DESCRIPTION OF THE TASK
Restate all of the entries verbatim.

MATERIAL FOR THE TASK
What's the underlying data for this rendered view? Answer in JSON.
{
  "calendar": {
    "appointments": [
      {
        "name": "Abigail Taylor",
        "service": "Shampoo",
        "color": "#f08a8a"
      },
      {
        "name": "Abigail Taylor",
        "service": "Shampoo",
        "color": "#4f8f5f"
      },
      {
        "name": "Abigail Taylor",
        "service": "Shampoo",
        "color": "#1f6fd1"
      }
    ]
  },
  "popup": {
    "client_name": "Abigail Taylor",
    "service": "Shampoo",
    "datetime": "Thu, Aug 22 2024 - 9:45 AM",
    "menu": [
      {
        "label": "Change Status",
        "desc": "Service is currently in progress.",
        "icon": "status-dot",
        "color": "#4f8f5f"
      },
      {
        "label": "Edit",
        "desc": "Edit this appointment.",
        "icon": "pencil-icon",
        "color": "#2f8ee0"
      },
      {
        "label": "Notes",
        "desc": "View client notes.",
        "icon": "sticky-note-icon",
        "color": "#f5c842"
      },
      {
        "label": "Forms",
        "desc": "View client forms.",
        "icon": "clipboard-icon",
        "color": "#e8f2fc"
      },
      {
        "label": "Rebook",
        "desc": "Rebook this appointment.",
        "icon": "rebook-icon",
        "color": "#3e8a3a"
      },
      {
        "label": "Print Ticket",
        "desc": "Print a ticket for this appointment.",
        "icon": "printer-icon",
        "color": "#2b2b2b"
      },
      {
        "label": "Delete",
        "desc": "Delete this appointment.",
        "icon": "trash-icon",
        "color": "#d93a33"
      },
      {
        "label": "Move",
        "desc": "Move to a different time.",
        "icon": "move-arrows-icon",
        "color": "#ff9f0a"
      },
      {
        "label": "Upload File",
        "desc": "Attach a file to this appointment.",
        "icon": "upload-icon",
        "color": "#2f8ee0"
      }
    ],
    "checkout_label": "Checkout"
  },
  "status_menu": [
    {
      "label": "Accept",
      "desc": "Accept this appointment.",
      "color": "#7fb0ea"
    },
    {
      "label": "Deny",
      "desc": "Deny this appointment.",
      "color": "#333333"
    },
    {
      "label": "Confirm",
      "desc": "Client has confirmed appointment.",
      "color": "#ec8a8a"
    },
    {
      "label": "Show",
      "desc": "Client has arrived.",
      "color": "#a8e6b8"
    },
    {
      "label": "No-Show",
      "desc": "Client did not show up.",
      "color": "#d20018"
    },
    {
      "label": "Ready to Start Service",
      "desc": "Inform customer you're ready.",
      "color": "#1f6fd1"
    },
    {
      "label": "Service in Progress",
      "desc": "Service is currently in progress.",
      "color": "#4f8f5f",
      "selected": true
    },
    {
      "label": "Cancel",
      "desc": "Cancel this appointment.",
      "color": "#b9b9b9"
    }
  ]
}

ANSWER TO THIS EXERCISE
What's the underlying data for this rendered view? Answer in JSON.
{
  "calendar": {
    "appointments": [
      {
        "name": "Abigail Taylor",
        "service": "Shampoo",
        "color": "#f08a8a"
      },
      {
        "name": "Abigail Taylor",
        "service": "Shampoo",
        "color": "#4f8f5f"
      },
      {
        "name": "Abigail Taylor",
        "service": "Shampoo",
        "color": "#1f6fd1"
      }
    ]
  },
  "popup": {
    "client_name": "Abigail Taylor",
    "service": "Shampoo",
    "datetime": "Thu, Aug 22 2024 - 9:45 AM",
    "menu": [
      {
        "label": "Change Status",
        "desc": "Service is currently in progress.",
        "icon": "status-dot",
        "color": "#4f8f5f"
      },
      {
        "label": "Edit",
        "desc": "Edit this appointment.",
        "icon": "pencil-icon",
        "color": "#2f8ee0"
      },
      {
        "label": "Notes",
        "desc": "View client notes.",
        "icon": "sticky-note-icon",
        "color": "#f5c842"
      },
      {
        "label": "Forms",
        "desc": "View client forms.",
        "icon": "clipboard-icon",
        "color": "#e8f2fc"
      },
      {
        "label": "Rebook",
        "desc": "Rebook this appointment.",
        "icon": "rebook-icon",
        "color": "#3e8a3a"
      },
      {
        "label": "Print Ticket",
        "desc": "Print a ticket for this appointment.",
        "icon": "printer-icon",
        "color": "#2b2b2b"
      },
      {
        "label": "Delete",
        "desc": "Delete this appointment.",
        "icon": "trash-icon",
        "color": "#d93a33"
      },
      {
        "label": "Move",
        "desc": "Move to a different time.",
        "icon": "move-arrows-icon",
        "color": "#ff9f0a"
      },
      {
        "label": "Upload File",
        "desc": "Attach a file to this appointment.",
        "icon": "upload-icon",
        "color": "#2f8ee0"
      }
    ],
    "checkout_label": "Checkout"
  },
  "status_menu": [
    {
      "label": "Accept",
      "desc": "Accept this appointment.",
      "color": "#7fb0ea"
    },
    {
      "label": "Deny",
      "desc": "Deny this appointment.",
      "color": "#333333"
    },
    {
      "label": "Confirm",
      "desc": "Client has confirmed appointment.",
      "color": "#ec8a8a"
    },
    {
      "label": "Show",
      "desc": "Client has arrived.",
      "color": "#a8e6b8"
    },
    {
      "label": "No-Show",
      "desc": "Client did not show up.",
      "color": "#d20018"
    },
    {
      "label": "Ready to Start Service",
      "desc": "Inform customer you're ready.",
      "color": "#1f6fd1"
    },
    {
      "label": "Service in Progress",
      "desc": "Service is currently in progress.",
      "color": "#4f8f5f",
      "selected": true
    },
    {
      "label": "Cancel",
      "desc": "Cancel this appointment.",
      "color": "#b9b9b9"
    }
  ]
}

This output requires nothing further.